Exercise objective: Type out the data exactly as given. Skip any image.

[Dataset rows describing interfaces]
'''

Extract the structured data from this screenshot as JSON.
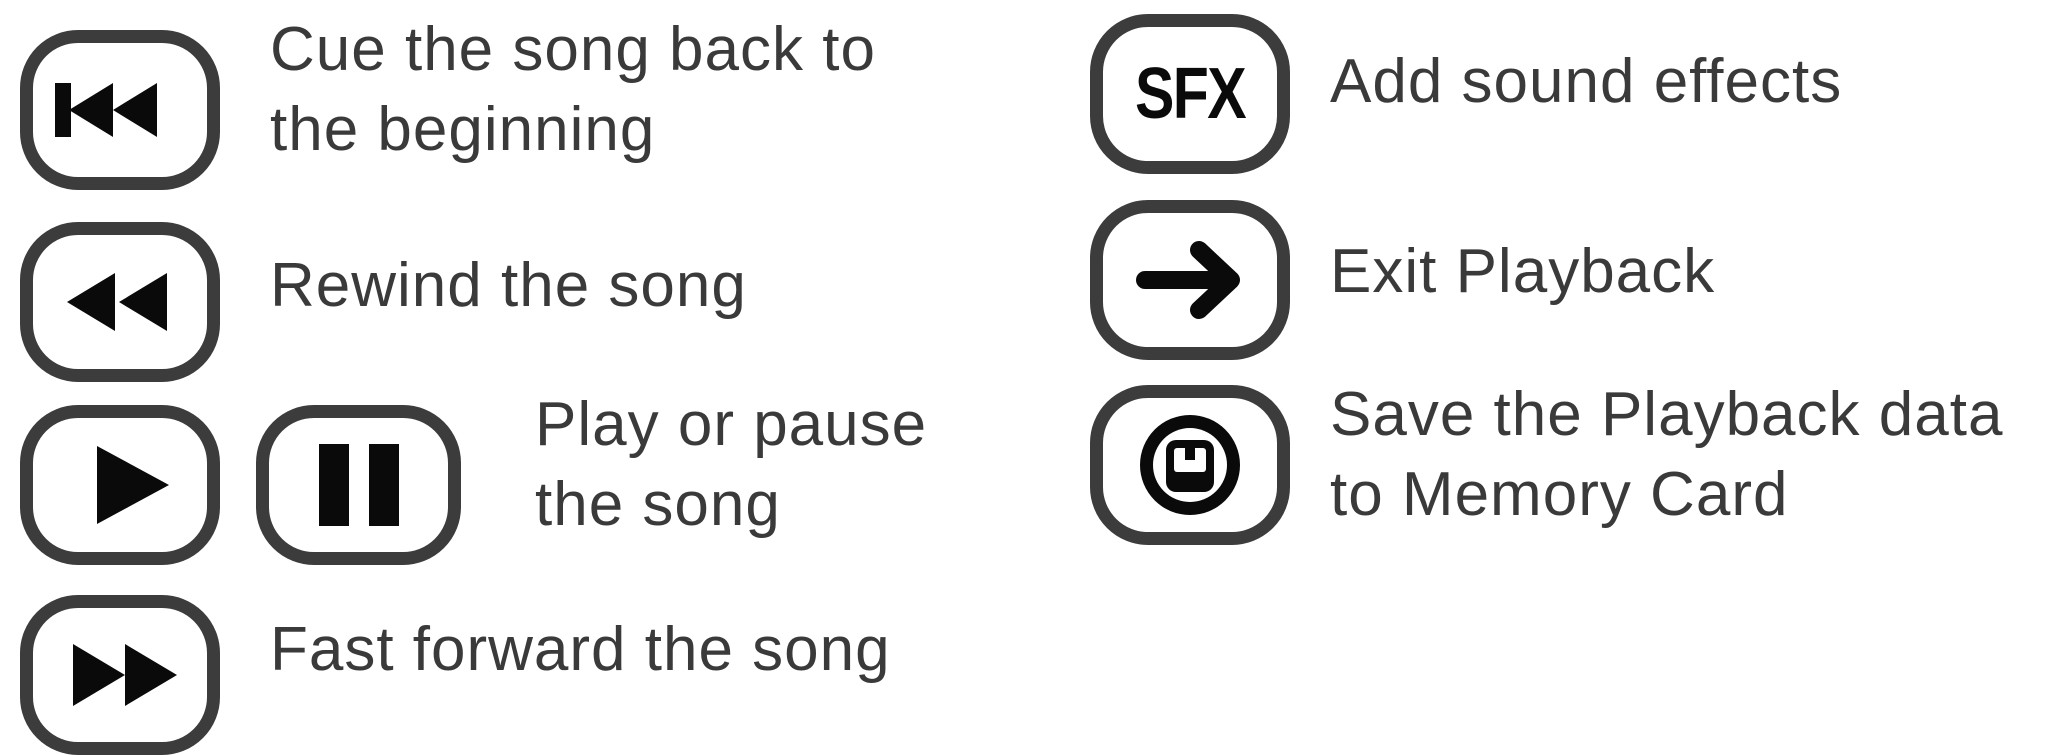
{
  "colors": {
    "text": "#3a3a3a",
    "button_border": "#3c3c3c",
    "icon": "#0a0a0a",
    "background": "#ffffff"
  },
  "controls": [
    {
      "icon": "skip-to-start-icon",
      "lines": [
        "Cue the song back to",
        "the beginning"
      ]
    },
    {
      "icon": "rewind-icon",
      "lines": [
        "Rewind the song"
      ]
    },
    {
      "icon": "play-icon + pause-icon",
      "lines": [
        "Play or pause",
        "the song"
      ]
    },
    {
      "icon": "fast-forward-icon",
      "lines": [
        "Fast forward the song"
      ]
    },
    {
      "icon": "sfx-icon",
      "button_text": "SFX",
      "lines": [
        "Add sound effects"
      ]
    },
    {
      "icon": "arrow-right-icon",
      "lines": [
        "Exit Playback"
      ]
    },
    {
      "icon": "memory-card-icon",
      "lines": [
        "Save the Playback data",
        "to Memory Card"
      ]
    }
  ]
}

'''

Answer:
Extract the structured data from this screenshot as JSON.
{
  "colors": {
    "text": "#3a3a3a",
    "button_border": "#3c3c3c",
    "icon": "#0a0a0a",
    "background": "#ffffff"
  },
  "controls": [
    {
      "icon": "skip-to-start-icon",
      "lines": [
        "Cue the song back to",
        "the beginning"
      ]
    },
    {
      "icon": "rewind-icon",
      "lines": [
        "Rewind the song"
      ]
    },
    {
      "icon": "play-icon + pause-icon",
      "lines": [
        "Play or pause",
        "the song"
      ]
    },
    {
      "icon": "fast-forward-icon",
      "lines": [
        "Fast forward the song"
      ]
    },
    {
      "icon": "sfx-icon",
      "button_text": "SFX",
      "lines": [
        "Add sound effects"
      ]
    },
    {
      "icon": "arrow-right-icon",
      "lines": [
        "Exit Playback"
      ]
    },
    {
      "icon": "memory-card-icon",
      "lines": [
        "Save the Playback data",
        "to Memory Card"
      ]
    }
  ]
}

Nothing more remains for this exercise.